Please restate the listing that follows without changing anything.

*** MATERIAL PROVIDED Section Begins ***

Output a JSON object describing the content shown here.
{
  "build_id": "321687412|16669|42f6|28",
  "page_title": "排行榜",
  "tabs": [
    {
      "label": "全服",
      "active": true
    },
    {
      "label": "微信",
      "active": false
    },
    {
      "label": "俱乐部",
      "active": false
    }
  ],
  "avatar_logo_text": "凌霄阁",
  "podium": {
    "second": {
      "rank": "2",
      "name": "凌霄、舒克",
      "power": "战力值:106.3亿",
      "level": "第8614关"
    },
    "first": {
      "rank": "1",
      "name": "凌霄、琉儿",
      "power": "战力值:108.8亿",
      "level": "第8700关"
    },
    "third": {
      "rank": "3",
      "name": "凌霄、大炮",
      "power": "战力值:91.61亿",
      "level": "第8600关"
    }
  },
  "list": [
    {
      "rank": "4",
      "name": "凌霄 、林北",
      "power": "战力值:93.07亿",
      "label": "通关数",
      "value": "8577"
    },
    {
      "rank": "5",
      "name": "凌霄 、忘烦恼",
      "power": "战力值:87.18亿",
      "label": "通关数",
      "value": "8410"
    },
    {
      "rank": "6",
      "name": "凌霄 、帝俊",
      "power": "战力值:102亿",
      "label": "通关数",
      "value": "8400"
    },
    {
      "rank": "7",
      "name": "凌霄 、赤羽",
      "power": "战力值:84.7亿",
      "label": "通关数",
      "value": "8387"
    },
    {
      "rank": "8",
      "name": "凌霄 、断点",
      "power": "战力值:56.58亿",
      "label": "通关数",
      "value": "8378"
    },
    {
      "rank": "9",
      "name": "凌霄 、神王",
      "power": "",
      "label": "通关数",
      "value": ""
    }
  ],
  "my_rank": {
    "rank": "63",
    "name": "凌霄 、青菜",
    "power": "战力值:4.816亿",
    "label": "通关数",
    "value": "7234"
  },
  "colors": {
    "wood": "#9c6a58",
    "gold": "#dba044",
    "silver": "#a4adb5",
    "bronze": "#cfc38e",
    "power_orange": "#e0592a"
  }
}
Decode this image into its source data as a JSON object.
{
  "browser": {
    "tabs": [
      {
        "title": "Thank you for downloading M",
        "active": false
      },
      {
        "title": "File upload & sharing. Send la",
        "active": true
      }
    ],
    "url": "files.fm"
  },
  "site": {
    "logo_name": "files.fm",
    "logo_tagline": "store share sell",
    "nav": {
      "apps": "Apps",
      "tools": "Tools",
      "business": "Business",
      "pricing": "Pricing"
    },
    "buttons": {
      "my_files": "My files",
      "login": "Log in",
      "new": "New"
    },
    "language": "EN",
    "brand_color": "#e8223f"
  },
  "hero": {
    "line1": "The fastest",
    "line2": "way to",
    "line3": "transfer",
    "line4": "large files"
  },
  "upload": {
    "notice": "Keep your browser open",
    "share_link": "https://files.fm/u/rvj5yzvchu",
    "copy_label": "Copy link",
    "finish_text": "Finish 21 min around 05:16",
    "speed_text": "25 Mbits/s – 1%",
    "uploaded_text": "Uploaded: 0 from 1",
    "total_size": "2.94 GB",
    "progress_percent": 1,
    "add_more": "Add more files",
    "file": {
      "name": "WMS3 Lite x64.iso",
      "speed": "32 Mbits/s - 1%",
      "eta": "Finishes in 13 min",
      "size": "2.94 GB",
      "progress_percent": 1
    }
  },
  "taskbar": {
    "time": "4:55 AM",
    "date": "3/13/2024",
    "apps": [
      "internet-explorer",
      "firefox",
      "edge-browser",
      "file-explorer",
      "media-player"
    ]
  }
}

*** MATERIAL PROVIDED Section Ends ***

| SOLUTION |
Output a JSON object describing the content shown here.
{
  "build_id": "321687412|16669|42f6|28",
  "page_title": "排行榜",
  "tabs": [
    {
      "label": "全服",
      "active": true
    },
    {
      "label": "微信",
      "active": false
    },
    {
      "label": "俱乐部",
      "active": false
    }
  ],
  "avatar_logo_text": "凌霄阁",
  "podium": {
    "second": {
      "rank": "2",
      "name": "凌霄、舒克",
      "power": "战力值:106.3亿",
      "level": "第8614关"
    },
    "first": {
      "rank": "1",
      "name": "凌霄、琉儿",
      "power": "战力值:108.8亿",
      "level": "第8700关"
    },
    "third": {
      "rank": "3",
      "name": "凌霄、大炮",
      "power": "战力值:91.61亿",
      "level": "第8600关"
    }
  },
  "list": [
    {
      "rank": "4",
      "name": "凌霄 、林北",
      "power": "战力值:93.07亿",
      "label": "通关数",
      "value": "8577"
    },
    {
      "rank": "5",
      "name": "凌霄 、忘烦恼",
      "power": "战力值:87.18亿",
      "label": "通关数",
      "value": "8410"
    },
    {
      "rank": "6",
      "name": "凌霄 、帝俊",
      "power": "战力值:102亿",
      "label": "通关数",
      "value": "8400"
    },
    {
      "rank": "7",
      "name": "凌霄 、赤羽",
      "power": "战力值:84.7亿",
      "label": "通关数",
      "value": "8387"
    },
    {
      "rank": "8",
      "name": "凌霄 、断点",
      "power": "战力值:56.58亿",
      "label": "通关数",
      "value": "8378"
    },
    {
      "rank": "9",
      "name": "凌霄 、神王",
      "power": "",
      "label": "通关数",
      "value": ""
    }
  ],
  "my_rank": {
    "rank": "63",
    "name": "凌霄 、青菜",
    "power": "战力值:4.816亿",
    "label": "通关数",
    "value": "7234"
  },
  "colors": {
    "wood": "#9c6a58",
    "gold": "#dba044",
    "silver": "#a4adb5",
    "bronze": "#cfc38e",
    "power_orange": "#e0592a"
  }
}
Decode this image into its source data as a JSON object.
{
  "browser": {
    "tabs": [
      {
        "title": "Thank you for downloading M",
        "active": false
      },
      {
        "title": "File upload & sharing. Send la",
        "active": true
      }
    ],
    "url": "files.fm"
  },
  "site": {
    "logo_name": "files.fm",
    "logo_tagline": "store share sell",
    "nav": {
      "apps": "Apps",
      "tools": "Tools",
      "business": "Business",
      "pricing": "Pricing"
    },
    "buttons": {
      "my_files": "My files",
      "login": "Log in",
      "new": "New"
    },
    "language": "EN",
    "brand_color": "#e8223f"
  },
  "hero": {
    "line1": "The fastest",
    "line2": "way to",
    "line3": "transfer",
    "line4": "large files"
  },
  "upload": {
    "notice": "Keep your browser open",
    "share_link": "https://files.fm/u/rvj5yzvchu",
    "copy_label": "Copy link",
    "finish_text": "Finish 21 min around 05:16",
    "speed_text": "25 Mbits/s – 1%",
    "uploaded_text": "Uploaded: 0 from 1",
    "total_size": "2.94 GB",
    "progress_percent": 1,
    "add_more": "Add more files",
    "file": {
      "name": "WMS3 Lite x64.iso",
      "speed": "32 Mbits/s - 1%",
      "eta": "Finishes in 13 min",
      "size": "2.94 GB",
      "progress_percent": 1
    }
  },
  "taskbar": {
    "time": "4:55 AM",
    "date": "3/13/2024",
    "apps": [
      "internet-explorer",
      "firefox",
      "edge-browser",
      "file-explorer",
      "media-player"
    ]
  }
}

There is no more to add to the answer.